Exercise instructions>
What lines in the data below mention the string "JSON"? Copy them out.

Record extracts>
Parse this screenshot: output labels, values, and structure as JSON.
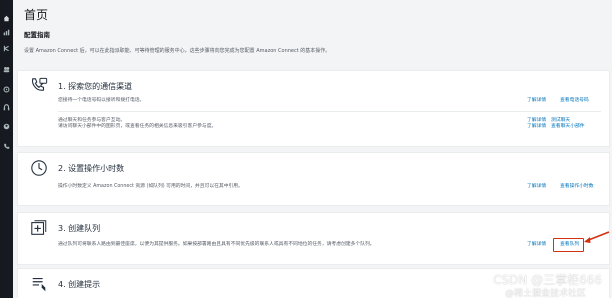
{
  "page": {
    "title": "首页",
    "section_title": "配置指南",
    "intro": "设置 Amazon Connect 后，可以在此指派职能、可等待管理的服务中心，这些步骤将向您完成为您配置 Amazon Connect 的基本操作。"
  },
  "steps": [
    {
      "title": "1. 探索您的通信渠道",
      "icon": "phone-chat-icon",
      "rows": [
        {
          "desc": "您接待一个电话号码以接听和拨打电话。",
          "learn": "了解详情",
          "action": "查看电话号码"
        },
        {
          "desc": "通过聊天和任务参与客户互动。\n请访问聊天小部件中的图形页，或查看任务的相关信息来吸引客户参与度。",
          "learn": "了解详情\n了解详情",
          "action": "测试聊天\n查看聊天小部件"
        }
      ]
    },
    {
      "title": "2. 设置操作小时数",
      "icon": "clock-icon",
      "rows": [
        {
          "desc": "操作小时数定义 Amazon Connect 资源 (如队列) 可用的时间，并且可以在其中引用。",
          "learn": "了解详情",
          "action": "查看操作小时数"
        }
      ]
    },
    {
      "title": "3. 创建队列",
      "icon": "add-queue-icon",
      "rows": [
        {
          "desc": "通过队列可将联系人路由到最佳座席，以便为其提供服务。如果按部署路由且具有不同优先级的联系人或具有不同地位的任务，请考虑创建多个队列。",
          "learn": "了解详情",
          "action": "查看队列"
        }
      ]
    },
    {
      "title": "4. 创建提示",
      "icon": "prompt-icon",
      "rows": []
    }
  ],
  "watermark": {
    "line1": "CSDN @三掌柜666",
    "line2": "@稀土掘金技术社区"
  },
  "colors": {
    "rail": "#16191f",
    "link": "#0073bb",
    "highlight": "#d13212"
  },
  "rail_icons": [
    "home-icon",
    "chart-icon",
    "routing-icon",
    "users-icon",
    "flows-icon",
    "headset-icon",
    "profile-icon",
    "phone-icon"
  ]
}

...

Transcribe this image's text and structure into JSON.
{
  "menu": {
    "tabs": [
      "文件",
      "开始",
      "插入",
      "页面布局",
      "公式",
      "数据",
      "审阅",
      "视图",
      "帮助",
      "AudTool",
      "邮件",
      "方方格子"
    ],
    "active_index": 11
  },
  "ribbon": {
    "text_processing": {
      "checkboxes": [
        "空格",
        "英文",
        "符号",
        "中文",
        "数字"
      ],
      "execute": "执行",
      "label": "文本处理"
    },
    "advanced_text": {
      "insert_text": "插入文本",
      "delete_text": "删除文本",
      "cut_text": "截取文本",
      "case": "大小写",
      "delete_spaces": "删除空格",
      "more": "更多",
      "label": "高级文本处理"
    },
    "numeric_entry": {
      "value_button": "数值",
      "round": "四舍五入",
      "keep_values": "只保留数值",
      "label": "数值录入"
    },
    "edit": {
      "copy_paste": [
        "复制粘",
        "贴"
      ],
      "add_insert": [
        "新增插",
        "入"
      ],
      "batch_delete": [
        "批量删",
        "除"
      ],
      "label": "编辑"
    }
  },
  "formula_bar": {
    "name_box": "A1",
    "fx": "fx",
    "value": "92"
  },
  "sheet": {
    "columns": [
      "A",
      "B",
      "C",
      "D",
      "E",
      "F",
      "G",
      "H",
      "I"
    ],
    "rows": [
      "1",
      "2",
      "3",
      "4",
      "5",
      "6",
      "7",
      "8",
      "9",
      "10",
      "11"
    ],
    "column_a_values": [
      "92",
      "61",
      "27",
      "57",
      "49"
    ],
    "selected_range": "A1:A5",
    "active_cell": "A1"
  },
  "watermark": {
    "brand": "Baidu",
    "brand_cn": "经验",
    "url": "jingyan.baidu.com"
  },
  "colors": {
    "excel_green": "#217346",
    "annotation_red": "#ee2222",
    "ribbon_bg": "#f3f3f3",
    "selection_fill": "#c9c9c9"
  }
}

Response to the exercise>
Parse this screenshot: output labels, values, and structure as JSON.
Transcribe this image's text and structure into JSON.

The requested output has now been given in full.